The Break the Cycle of Violence Act (1.5 billion), the Invest to Protect Act (250 million), the VICTIM Act (1 billion), and the Mental Health Justice Act would combine to allocate up to $2.75 billion to states and locales for a variety of projects. The Invest to Protect Act and the VICTIM Act passed with strong bipartisan support, while three Republicans joined with Democrats in voting for the Mental Health Justice Act. The Break the Cycle of Violence Act passed entirely along party lines.

“Crime and violence don’t happen in a vacuum. It happens when people lose hope and don’t see opportunity in their lives or readily available in their communities. For decades, politicians in this chamber have stoked fear about urban crime to divide us, while refusing to invest in real solutions,” Democratic Nevada Rep. Steven Horsford, the lead sponsor of the Break the Cycle of Violence Act, said in a floor speech advocating for the legislation.
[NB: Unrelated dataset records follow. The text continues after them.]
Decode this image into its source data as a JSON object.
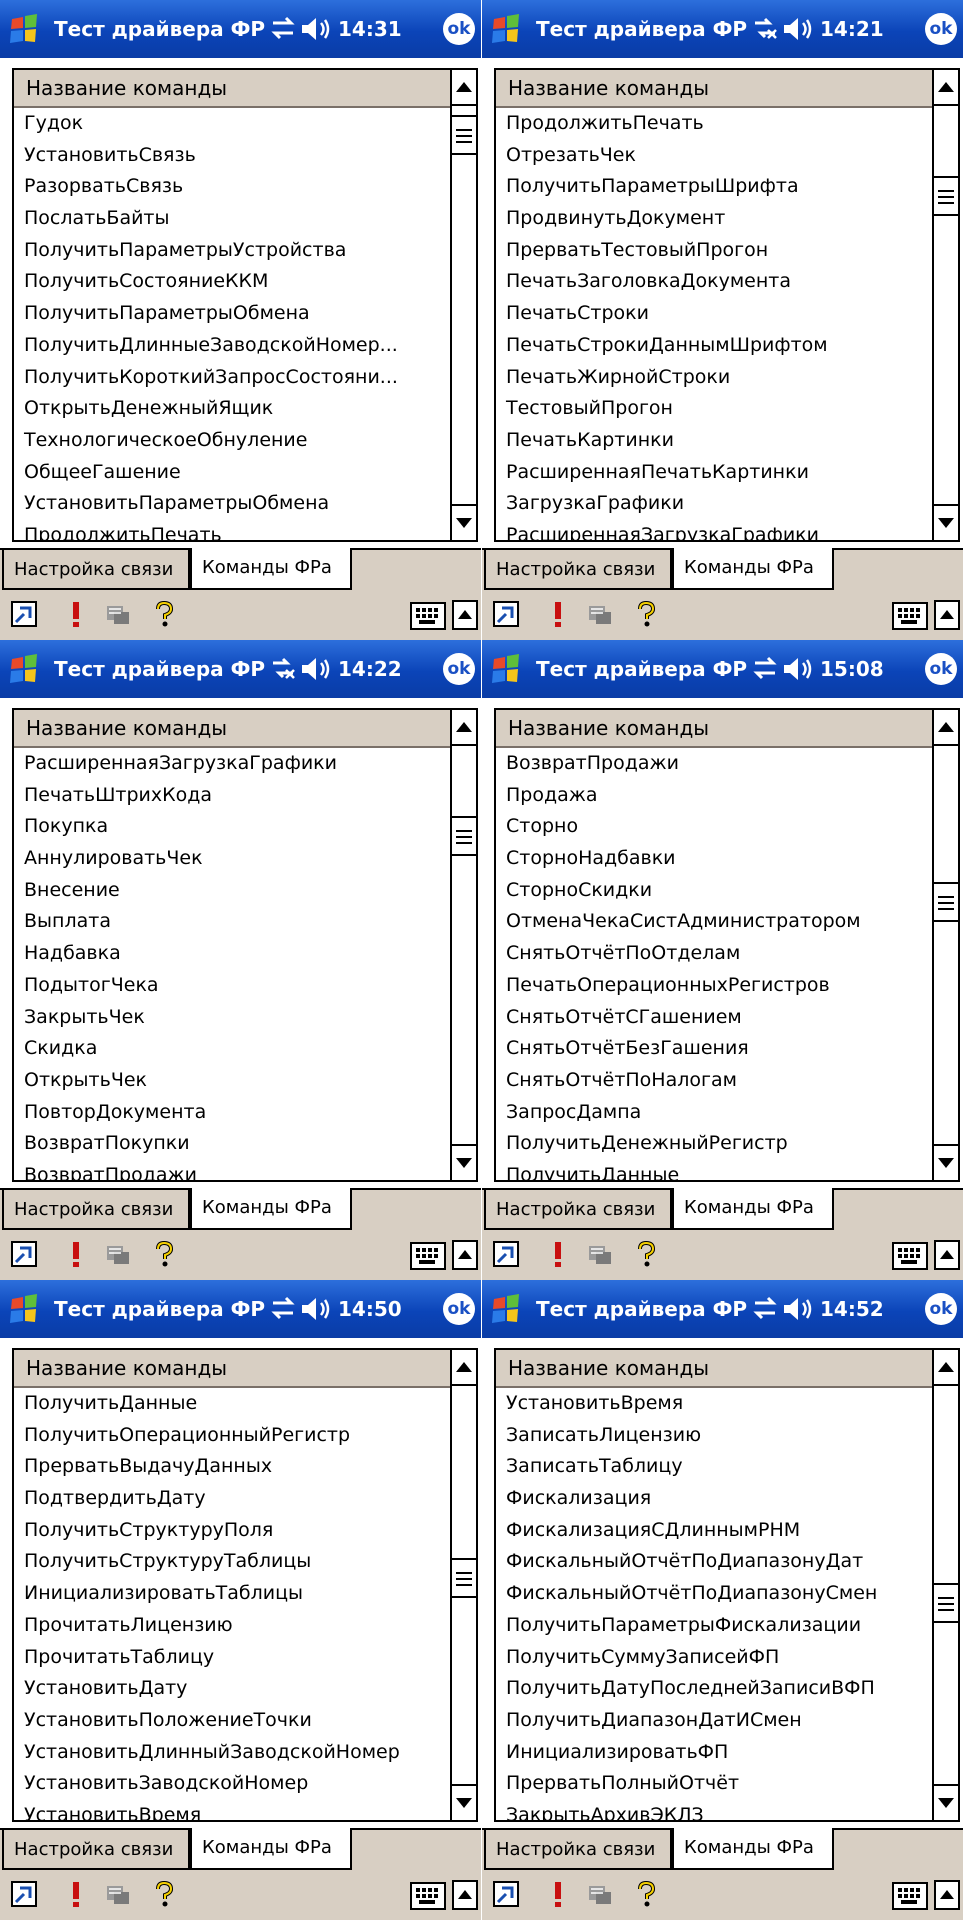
{
  "title": "Тест драйвера ФР",
  "column_header": "Название команды",
  "tabs": [
    "Настройка связи",
    "Команды ФРа"
  ],
  "ok_label": "ok",
  "screens": [
    {
      "time": "14:31",
      "conn_icon": "connection-arrows-icon",
      "thumb_pos": 0.03,
      "items": [
        "Гудок",
        "УстановитьСвязь",
        "РазорватьСвязь",
        "ПослатьБайты",
        "ПолучитьПараметрыУстройства",
        "ПолучитьСостояниеККМ",
        "ПолучитьПараметрыОбмена",
        "ПолучитьДлинныеЗаводскойНомер...",
        "ПолучитьКороткийЗапросСостояни...",
        "ОткрытьДенежныйЯщик",
        "ТехнологическоеОбнуление",
        "ОбщееГашение",
        "УстановитьПараметрыОбмена",
        "ПродолжитьПечать"
      ]
    },
    {
      "time": "14:21",
      "conn_icon": "connection-disconnected-icon",
      "thumb_pos": 0.2,
      "items": [
        "ПродолжитьПечать",
        "ОтрезатьЧек",
        "ПолучитьПараметрыШрифта",
        "ПродвинутьДокумент",
        "ПрерватьТестовыйПрогон",
        "ПечатьЗаголовкаДокумента",
        "ПечатьСтроки",
        "ПечатьСтрокиДаннымШрифтом",
        "ПечатьЖирнойСтроки",
        "ТестовыйПрогон",
        "ПечатьКартинки",
        "РасширеннаяПечатьКартинки",
        "ЗагрузкаГрафики",
        "РасширеннаяЗагрузкаГрафики"
      ]
    },
    {
      "time": "14:22",
      "conn_icon": "connection-disconnected-icon",
      "thumb_pos": 0.2,
      "items": [
        "РасширеннаяЗагрузкаГрафики",
        "ПечатьШтрихКода",
        "Покупка",
        "АннулироватьЧек",
        "Внесение",
        "Выплата",
        "Надбавка",
        "ПодытогЧека",
        "ЗакрытьЧек",
        "Скидка",
        "ОткрытьЧек",
        "ПовторДокумента",
        "ВозвратПокупки",
        "ВозвратПродажи"
      ]
    },
    {
      "time": "15:08",
      "conn_icon": "connection-arrows-icon",
      "thumb_pos": 0.38,
      "items": [
        "ВозвратПродажи",
        "Продажа",
        "Сторно",
        "СторноНадбавки",
        "СторноСкидки",
        "ОтменаЧекаСистАдминистратором",
        "СнятьОтчётПоОтделам",
        "ПечатьОперационныхРегистров",
        "СнятьОтчётСГашением",
        "СнятьОтчётБезГашения",
        "СнятьОтчётПоНалогам",
        "ЗапросДампа",
        "ПолучитьДенежныйРегистр",
        "ПолучитьДанные"
      ]
    },
    {
      "time": "14:50",
      "conn_icon": "connection-arrows-icon",
      "thumb_pos": 0.48,
      "items": [
        "ПолучитьДанные",
        "ПолучитьОперационныйРегистр",
        "ПрерватьВыдачуДанных",
        "ПодтвердитьДату",
        "ПолучитьСтруктуруПоля",
        "ПолучитьСтруктуруТаблицы",
        "ИнициализироватьТаблицы",
        "ПрочитатьЛицензию",
        "ПрочитатьТаблицу",
        "УстановитьДату",
        "УстановитьПоложениеТочки",
        "УстановитьДлинныйЗаводскойНомер",
        "УстановитьЗаводскойНомер",
        "УстановитьВремя"
      ]
    },
    {
      "time": "14:52",
      "conn_icon": "connection-arrows-icon",
      "thumb_pos": 0.55,
      "items": [
        "УстановитьВремя",
        "ЗаписатьЛицензию",
        "ЗаписатьТаблицу",
        "Фискализация",
        "ФискализацияСДлиннымРНМ",
        "ФискальныйОтчётПоДиапазонуДат",
        "ФискальныйОтчётПоДиапазонуСмен",
        "ПолучитьПараметрыФискализации",
        "ПолучитьСуммуЗаписейФП",
        "ПолучитьДатуПоследнейЗаписиВФП",
        "ПолучитьДиапазонДатИСмен",
        "ИнициализироватьФП",
        "ПрерватьПолныйОтчёт",
        "ЗакрытьАрхивЭКЛЗ"
      ]
    }
  ]
}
Democrats running in swing districts urged Speaker of the House Nancy Pelosi to bring the bills for a vote, as campaigning Republicans have repeatedly hit Democrats on rising crime rates. Left-wing Democrats were able to successfully kill the re-authorization of two bills that would help fund police recruitment and salaries. Four Democrats, New Jersey Rep. Josh Gottheimer, Ohio Rep. Joyce Beatty, Minnesota Rep. Ilhan Omar, and Washington Rep. Pramila Jayapal, negotiated the four bills’ passage, coming to an agreement on Wednesday, according to Politico.

Pelosi was forced to call a recess Thursday morning after five members of the left-wing “Squad” threatened to derail the agreement by voting against a debate rules resolution for all four bills. Democratic Massachusetts Rep. Ayanna Pressley ultimately changed her vote on the resolution to “present,” allowing the House to debate and vote. (RELATED: Rep. Cori Bush Says She Won’t Ditch ‘Defund The Police’ Ahead Of 2022 Midterms)
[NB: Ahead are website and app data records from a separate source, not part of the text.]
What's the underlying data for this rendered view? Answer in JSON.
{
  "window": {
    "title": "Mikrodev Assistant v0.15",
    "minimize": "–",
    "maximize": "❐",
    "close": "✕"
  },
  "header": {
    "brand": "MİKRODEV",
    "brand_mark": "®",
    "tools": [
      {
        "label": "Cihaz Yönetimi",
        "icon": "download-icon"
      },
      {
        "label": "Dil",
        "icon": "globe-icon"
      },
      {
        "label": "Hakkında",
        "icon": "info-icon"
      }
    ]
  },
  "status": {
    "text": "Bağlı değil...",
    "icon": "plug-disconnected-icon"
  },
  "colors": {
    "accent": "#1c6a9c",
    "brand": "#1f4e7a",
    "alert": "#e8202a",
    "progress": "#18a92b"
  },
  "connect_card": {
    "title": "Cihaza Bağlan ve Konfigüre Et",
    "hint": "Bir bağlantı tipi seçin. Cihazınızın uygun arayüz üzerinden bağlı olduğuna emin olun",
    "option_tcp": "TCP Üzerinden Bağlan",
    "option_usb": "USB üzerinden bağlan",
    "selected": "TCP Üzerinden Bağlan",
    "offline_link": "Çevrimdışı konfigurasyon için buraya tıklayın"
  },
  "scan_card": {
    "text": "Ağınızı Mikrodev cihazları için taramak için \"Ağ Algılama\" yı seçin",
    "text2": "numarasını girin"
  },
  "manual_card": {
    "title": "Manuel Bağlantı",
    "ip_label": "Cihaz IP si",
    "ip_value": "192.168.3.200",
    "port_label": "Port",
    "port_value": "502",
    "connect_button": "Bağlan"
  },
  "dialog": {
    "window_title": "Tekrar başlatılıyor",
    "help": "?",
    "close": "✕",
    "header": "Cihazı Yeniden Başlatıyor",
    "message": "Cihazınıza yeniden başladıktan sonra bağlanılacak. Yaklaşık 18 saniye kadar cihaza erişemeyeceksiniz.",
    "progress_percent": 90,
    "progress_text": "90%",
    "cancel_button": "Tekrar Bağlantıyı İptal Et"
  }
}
“It is head spinning that House Democrats either want to defund the police, as Judiciary Committee member Cori Bush does, or they want to federalize the police as Judiciary Chairman Jerry Nadler does,” Republican Florida Rep. Matt Gaetz said on the House floor. “As places like Detroit, Chicago, almost every major metropolitan area in California defund their police as some virtue signal, as some way to sacrifice the safety of their constituents on the altar of wokeism, now they want my Florida constituents to subsidize the bad decisions that they make at the state and local level.”
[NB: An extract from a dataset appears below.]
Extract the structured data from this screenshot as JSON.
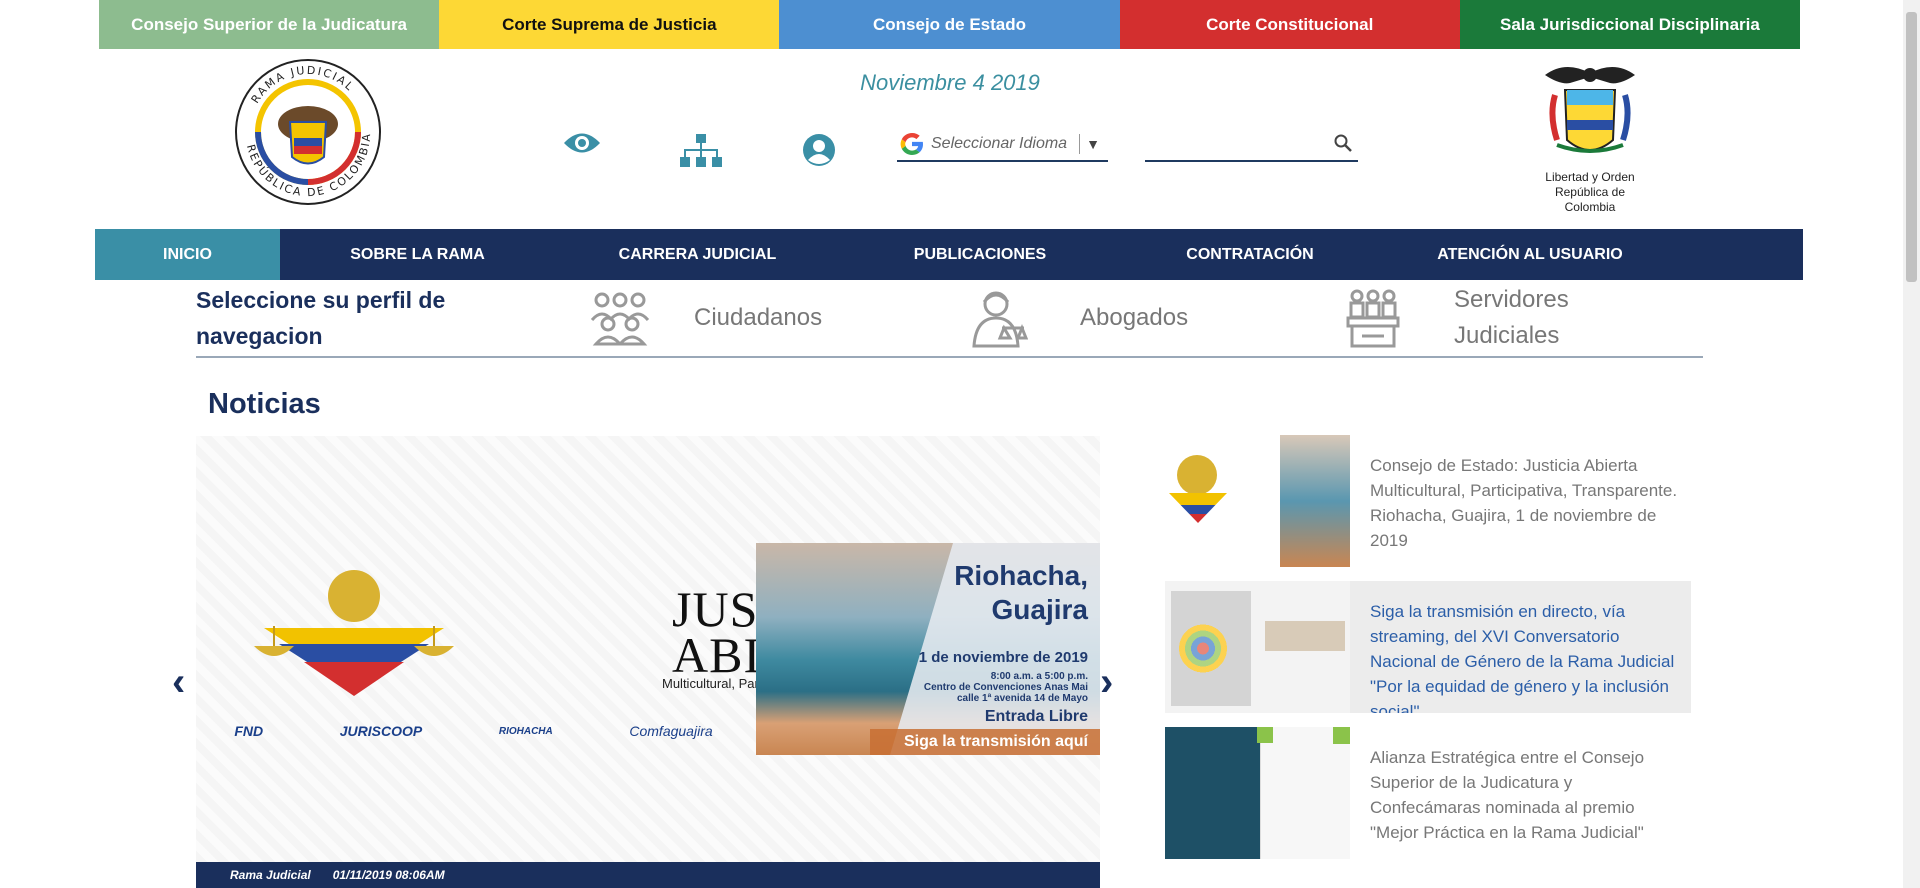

The bills are not likely to pass the Senate before the end of the current term.